Others weighed in on the opposite side, including Delan, a member of the Better Together group, and Jeff Holmes.
“I have $150,000 property, 30 acres and a small farmhouse, a fixer upper,” Delan said. “We pay $1,000 a year in taxes and I’m willing to pay $2,000 a year if it’s going to benefit our community school, our children’s education and the children that come after my kids, that they’re getting the best education that they can get.”
Tony Sheda Sr. said he had six children go through school in Wrenshall and get a good education. He asked what benefits would consolidation bring for the extra taxes and effort.
More stability in numbers, more extracurricular offerings and elective classes, he heard from the board.
A handout showed how much taxes would increase in each community if the different one-site options were built. Right now, Wrenshall pays lower taxes. That means Wrenshall taxes will go up more than Carlton taxes if everyone pays the same amount due to consolidation.
That worried Jack Eudy, who had written “NO” on a name tag stuck to his pocket and said he was thinking of people who have had land in the area for a long time who would see a bigger tax hike.
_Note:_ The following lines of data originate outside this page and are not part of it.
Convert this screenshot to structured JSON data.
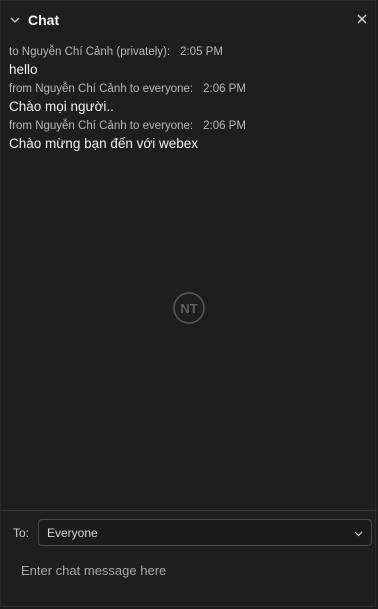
{
  "header": {
    "title": "Chat",
    "collapse_icon": "chevron-down-icon",
    "close_icon": "close-icon"
  },
  "messages": [
    {
      "meta": "to Nguyễn Chí Cảnh (privately):",
      "time": "2:05 PM",
      "text": "hello"
    },
    {
      "meta": "from Nguyễn Chí Cảnh to everyone:",
      "time": "2:06 PM",
      "text": "Chào mọi người.."
    },
    {
      "meta": "from Nguyễn Chí Cảnh to everyone:",
      "time": "2:06 PM",
      "text": "Chào mừng bạn đến với webex"
    }
  ],
  "watermark": {
    "text": "NT"
  },
  "compose": {
    "to_label": "To:",
    "recipient": "Everyone",
    "recipient_icon": "chevron-down-icon",
    "placeholder": "Enter chat message here"
  },
  "colors": {
    "background": "#1e1e1e",
    "text": "#f0f0f0",
    "meta": "#b9b9b9"
  }
}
However, Eudy did later suggest that the South Terrace site could make an excellent vocational site for a consolidated district as well as FDLTCC, pointing out that not all kids should go to college and that trades and skills can offer excellent wages.
The fact that Wrenshall’s building is in very good condition was also a point of pride for both board and audience members.
Retired Carlton County Judge Dale Wolf spoke, starting out by talking about the “immediate building crisis” at Carlton High School and issues with passing building bonds in Carlton versus Wrenshall, which did pass a building bond, in part by getting community members involved and supporting the school in years past.
“It’s cheaper to build in Wrenshall by $8 million,” Wolf pointed out. “If you put a new site in Carlton, all these people here who voted to have this beautiful building here, who supported it, we’re not going to be real happy to bail Carlton out of its building crisis.”
Fisher-Merritt agreed with Wolf on Wrenshall being a cheaper option and a good building. He said that’s part of why they suggested creating a sports complex in Carlton.
“Let Carlton have those Friday night football games, let them have a facility the community can still gather in and be proud of,” he said. “We thought that option had some chance of success, especially if we worked with other organizations like the college.”
Wolf, who worked in Carlton for 40 years, pointed out there are uses for the land that Carlton High School sits on now if it were torn down, pointing out the proximity to the courthouse.
“Carlton will continue to exist as a community because it is more than a school,” he said. “The bank is there, the restaurants and other businesses are there, the courthouse is there. That’s a much different profile than Wrenshall, where the school is the heart and soul of our community.”
With consolidation likely off the table for now, community members wanted to know if the two districts would look at pairing-and-sharing for some classes, extracurriculars and athletic programs.
Board member Matt Laveau said yes, he thought the chances were good.
“We brought that up at the end of the committee meeting, and asked (the Carlton committee members) where they stand on that,” Laveau said. “Basically it comes down to what we’re trying to accomplish with consolidation, we could do with pairing and sharing. We want more opportunities for our children. When I went to school here, we played softball and baseball together, fought it out on the basketball court, everyone got along just great. There were electives, almost every class (period) of the day there was a van going back and forth.
“Carlton sounded like they were willing to work on that,” he said. “We all agreed in that room that night that we could accomplish a lot of the same things by just getting along.”